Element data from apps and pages
##########
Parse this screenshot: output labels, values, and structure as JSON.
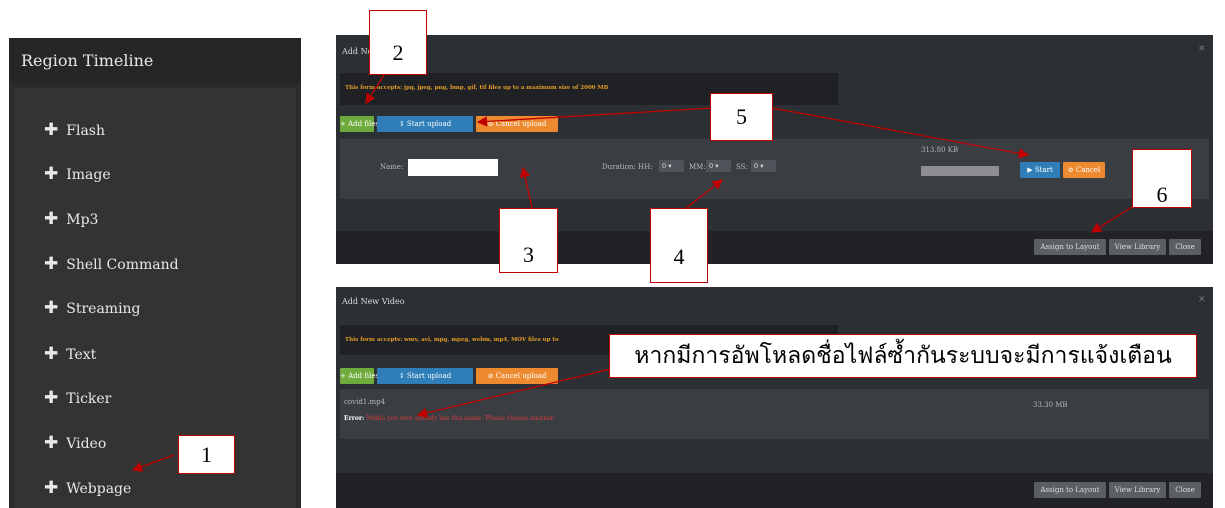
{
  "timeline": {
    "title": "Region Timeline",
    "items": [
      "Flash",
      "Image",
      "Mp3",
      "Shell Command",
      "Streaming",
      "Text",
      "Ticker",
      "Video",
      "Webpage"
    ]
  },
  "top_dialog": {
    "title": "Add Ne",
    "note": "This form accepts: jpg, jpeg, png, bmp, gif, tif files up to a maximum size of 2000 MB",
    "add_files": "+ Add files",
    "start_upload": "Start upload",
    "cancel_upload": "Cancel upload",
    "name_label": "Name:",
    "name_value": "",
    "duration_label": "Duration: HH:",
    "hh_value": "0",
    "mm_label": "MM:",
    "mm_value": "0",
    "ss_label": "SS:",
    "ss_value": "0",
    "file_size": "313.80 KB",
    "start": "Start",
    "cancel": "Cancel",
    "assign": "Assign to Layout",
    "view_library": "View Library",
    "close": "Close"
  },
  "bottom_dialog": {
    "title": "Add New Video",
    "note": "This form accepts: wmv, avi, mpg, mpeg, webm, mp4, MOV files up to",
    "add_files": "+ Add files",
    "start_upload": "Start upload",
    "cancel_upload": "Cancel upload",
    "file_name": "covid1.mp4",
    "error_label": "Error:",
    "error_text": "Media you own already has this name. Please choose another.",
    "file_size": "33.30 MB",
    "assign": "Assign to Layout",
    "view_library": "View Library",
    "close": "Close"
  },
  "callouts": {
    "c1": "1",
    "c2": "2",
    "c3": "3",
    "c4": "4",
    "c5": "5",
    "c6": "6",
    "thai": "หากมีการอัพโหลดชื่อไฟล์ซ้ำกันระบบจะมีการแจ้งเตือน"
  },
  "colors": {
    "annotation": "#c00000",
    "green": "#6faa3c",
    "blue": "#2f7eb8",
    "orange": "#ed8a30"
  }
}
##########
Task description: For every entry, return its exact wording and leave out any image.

Written solution:
Parse this screenshot: output labels, values, and structure as JSON.
{
  "timeline": {
    "title": "Region Timeline",
    "items": [
      "Flash",
      "Image",
      "Mp3",
      "Shell Command",
      "Streaming",
      "Text",
      "Ticker",
      "Video",
      "Webpage"
    ]
  },
  "top_dialog": {
    "title": "Add Ne",
    "note": "This form accepts: jpg, jpeg, png, bmp, gif, tif files up to a maximum size of 2000 MB",
    "add_files": "+ Add files",
    "start_upload": "Start upload",
    "cancel_upload": "Cancel upload",
    "name_label": "Name:",
    "name_value": "",
    "duration_label": "Duration: HH:",
    "hh_value": "0",
    "mm_label": "MM:",
    "mm_value": "0",
    "ss_label": "SS:",
    "ss_value": "0",
    "file_size": "313.80 KB",
    "start": "Start",
    "cancel": "Cancel",
    "assign": "Assign to Layout",
    "view_library": "View Library",
    "close": "Close"
  },
  "bottom_dialog": {
    "title": "Add New Video",
    "note": "This form accepts: wmv, avi, mpg, mpeg, webm, mp4, MOV files up to",
    "add_files": "+ Add files",
    "start_upload": "Start upload",
    "cancel_upload": "Cancel upload",
    "file_name": "covid1.mp4",
    "error_label": "Error:",
    "error_text": "Media you own already has this name. Please choose another.",
    "file_size": "33.30 MB",
    "assign": "Assign to Layout",
    "view_library": "View Library",
    "close": "Close"
  },
  "callouts": {
    "c1": "1",
    "c2": "2",
    "c3": "3",
    "c4": "4",
    "c5": "5",
    "c6": "6",
    "thai": "หากมีการอัพโหลดชื่อไฟล์ซ้ำกันระบบจะมีการแจ้งเตือน"
  },
  "colors": {
    "annotation": "#c00000",
    "green": "#6faa3c",
    "blue": "#2f7eb8",
    "orange": "#ed8a30"
  }
}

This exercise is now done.